Issue 11 published October 2018

Issue 11 Contents

Editorial
In brief

Research digests

Shared learning experiences at sea to help conserve the 
North Atlantic right whale
Kim Davies
Pinnacles of life Gemma and Ben Cresswell
So many dead sharks, so little time Joe DeRisi and Hanna Retallack
Beauty in the dark Francesco Enrichetti, Margherita Toma and Marzia Bo
The “very interesting” Celtic sea-slug Mike Kent
Pink salmon and their plankton prey Sonia Batten, Greg Ruggerone and Ivonne Ortiz
Commotion in the ocean Rebecca Faulkner

Policy

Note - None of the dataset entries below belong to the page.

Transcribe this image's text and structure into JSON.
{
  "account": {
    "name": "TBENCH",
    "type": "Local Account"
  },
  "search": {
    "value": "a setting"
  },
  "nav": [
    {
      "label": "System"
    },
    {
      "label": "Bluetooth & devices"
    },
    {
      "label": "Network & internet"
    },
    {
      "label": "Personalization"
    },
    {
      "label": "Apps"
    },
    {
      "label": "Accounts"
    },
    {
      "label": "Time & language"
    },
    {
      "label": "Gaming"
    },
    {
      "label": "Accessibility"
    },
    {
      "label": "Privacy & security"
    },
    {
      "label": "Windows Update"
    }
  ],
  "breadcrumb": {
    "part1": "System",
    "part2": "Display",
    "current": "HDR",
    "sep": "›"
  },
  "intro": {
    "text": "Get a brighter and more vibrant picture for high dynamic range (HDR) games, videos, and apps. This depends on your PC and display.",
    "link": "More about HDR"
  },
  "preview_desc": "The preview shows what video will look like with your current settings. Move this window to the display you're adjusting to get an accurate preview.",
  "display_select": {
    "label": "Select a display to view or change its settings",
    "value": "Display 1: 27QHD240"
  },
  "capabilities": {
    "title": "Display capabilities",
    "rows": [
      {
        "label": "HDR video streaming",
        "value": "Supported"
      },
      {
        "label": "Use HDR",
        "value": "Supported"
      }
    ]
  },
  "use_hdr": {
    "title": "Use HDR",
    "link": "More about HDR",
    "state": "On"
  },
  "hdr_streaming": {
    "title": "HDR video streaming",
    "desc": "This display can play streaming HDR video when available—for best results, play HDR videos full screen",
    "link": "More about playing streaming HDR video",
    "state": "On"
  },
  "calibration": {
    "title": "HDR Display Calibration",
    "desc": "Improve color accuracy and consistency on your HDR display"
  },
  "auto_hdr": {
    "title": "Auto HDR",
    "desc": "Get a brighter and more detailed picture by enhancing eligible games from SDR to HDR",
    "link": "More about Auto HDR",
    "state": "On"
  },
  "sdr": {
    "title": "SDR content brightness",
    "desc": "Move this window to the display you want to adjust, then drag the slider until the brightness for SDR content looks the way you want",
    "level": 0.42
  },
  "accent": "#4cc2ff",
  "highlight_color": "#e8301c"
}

Less talk and more action: the Commonwealth Blue Charter moves into high gear Interview with Jeff Ardron
Ensuring our voice is heard Matt Frost
Caught in 'the Act' Craig Loughlin and Shaun Nicholson

Features

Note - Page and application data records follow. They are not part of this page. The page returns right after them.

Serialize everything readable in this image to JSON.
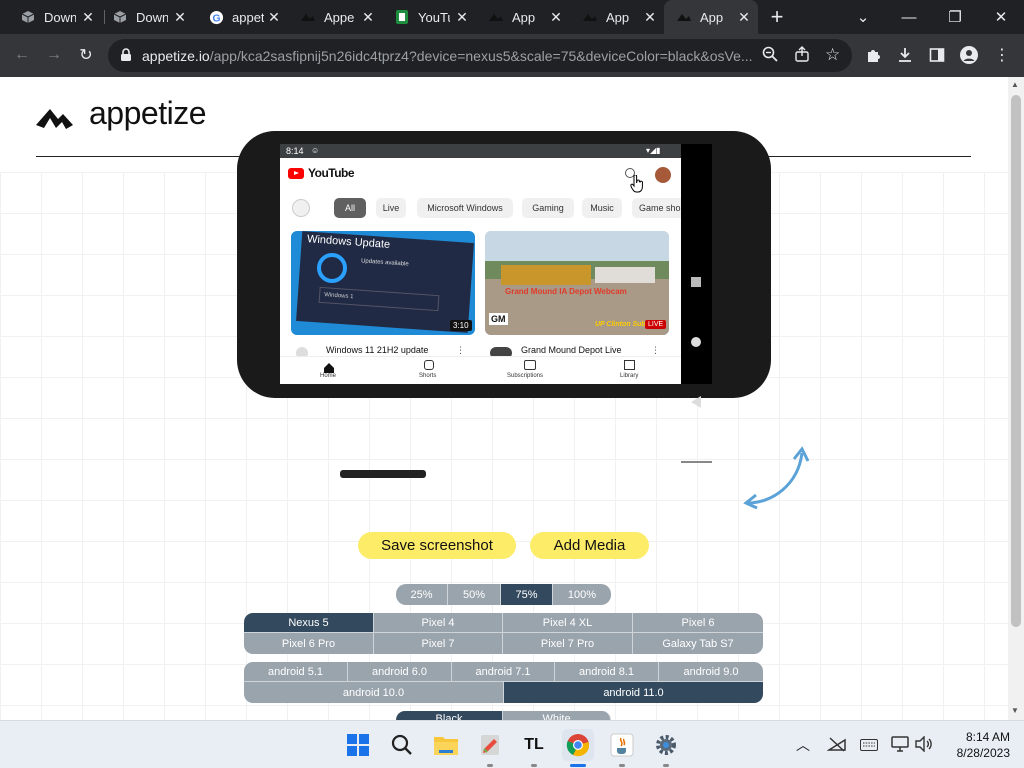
{
  "tabs": [
    {
      "title": "Down"
    },
    {
      "title": "Down"
    },
    {
      "title": "appet"
    },
    {
      "title": "Appe"
    },
    {
      "title": "YouTu"
    },
    {
      "title": "App"
    },
    {
      "title": "App"
    },
    {
      "title": "App"
    }
  ],
  "address": {
    "host": "appetize.io",
    "path": "/app/kca2sasfipnij5n26idc4tprz4?device=nexus5&scale=75&deviceColor=black&osVe..."
  },
  "brand": {
    "name": "appetize"
  },
  "device": {
    "time": "8:14",
    "youtube_logo": "YouTube",
    "chips": [
      "All",
      "Live",
      "Microsoft Windows",
      "Gaming",
      "Music",
      "Game sho"
    ],
    "thumb1_text": "Windows Update",
    "thumb1_sub": "Updates available",
    "thumb1_field": "Windows 1",
    "thumb1_duration": "3:10",
    "thumb2_overlay": "Grand Mound IA Depot Webcam",
    "thumb2_logo": "GM",
    "thumb2_live": "LIVE",
    "thumb2_brand": "UP Clinton Sub",
    "video1_title": "Windows 11 21H2 update",
    "video2_title": "Grand Mound Depot Live",
    "bottom_nav": [
      "Home",
      "Shorts",
      "Subscriptions",
      "Library"
    ]
  },
  "actions": {
    "save": "Save screenshot",
    "media": "Add Media"
  },
  "scales": [
    {
      "label": "25%"
    },
    {
      "label": "50%"
    },
    {
      "label": "75%",
      "selected": true
    },
    {
      "label": "100%"
    }
  ],
  "devices": [
    {
      "label": "Nexus 5",
      "selected": true
    },
    {
      "label": "Pixel 4"
    },
    {
      "label": "Pixel 4 XL"
    },
    {
      "label": "Pixel 6"
    },
    {
      "label": "Pixel 6 Pro"
    },
    {
      "label": "Pixel 7"
    },
    {
      "label": "Pixel 7 Pro"
    },
    {
      "label": "Galaxy Tab S7"
    }
  ],
  "versions": [
    {
      "label": "android 5.1"
    },
    {
      "label": "android 6.0"
    },
    {
      "label": "android 7.1"
    },
    {
      "label": "android 8.1"
    },
    {
      "label": "android 9.0"
    },
    {
      "label": "android 10.0"
    },
    {
      "label": "android 11.0",
      "selected": true
    }
  ],
  "colors_partial": [
    {
      "label": "Black",
      "selected": true
    },
    {
      "label": "White"
    }
  ],
  "clock": {
    "time": "8:14 AM",
    "date": "8/28/2023"
  },
  "theme": {
    "accent": "#fcec68",
    "selected": "#334a5e",
    "segment": "#9aa4ad",
    "chrome_dark": "#202124",
    "chrome_mid": "#35363a"
  }
}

Microbes require micronutrients too Katherine Helliwell
Electromagnetic fields and the invisible threat to seabed species Kevin Scott
The ocean microbiome; a biological engine that 
rules the waves
Michael Cunliffe
A once-untouched world, now under threat? Emily Hardisty
Marine science at the gateway to the Patagonian fjords Matt Lee

Sharing marine science

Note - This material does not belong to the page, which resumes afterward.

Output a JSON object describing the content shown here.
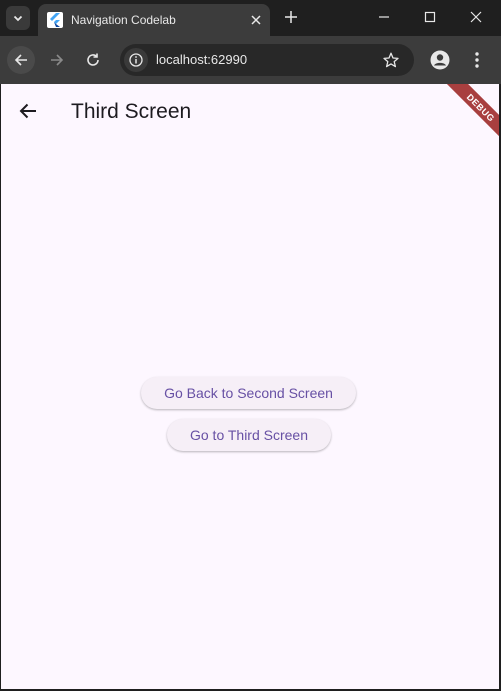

And the winners are... MBA student bursary awardee reports
To present science is human, to communicate science 
is divine
Stacy A. Krueger-Hadfield

Reviews

March is women’s history month and we thought it was appropriate to dedicate an article to women in marine science. It is not a secret that science (and related subjects) has had gender inequality right from the outset. But we should celebrate the successes and appreciate the efforts of those who have campaigned for equality over the past century.

Phil Williamson responds to “Ocean acidification: yet another wobbly pillar of climate alarmism” by James Delingpole, published in The Spectator 30 April 2016

The Marine Biologist magazine features articles drawn from the scientific literature, including the JMBA.

I’ve been lucky enough to be at the Biology, Ecology and Conservation of Elasmobranchs conference, and I thought I’d share a few highlights.

With Issue 4 out there and some time before Issue 5 needs my full attention, we have been thinking about how to promote The Marine Biologist magazine more widely (w

When I was 5 years old, I was given a copy of a book called The Fishes by 

I am excited about the really excellent content for issue 3.

Typesetting is one of those jobs that can be 80% done quite quickly but the final 20% takes an age.

Just a couple of days after the post about bacon etc.

A renowned oceanographer told me how a plankton sampling cruise in the Western Approaches in the 1970s owed a lot to the conflicting needs of those on board.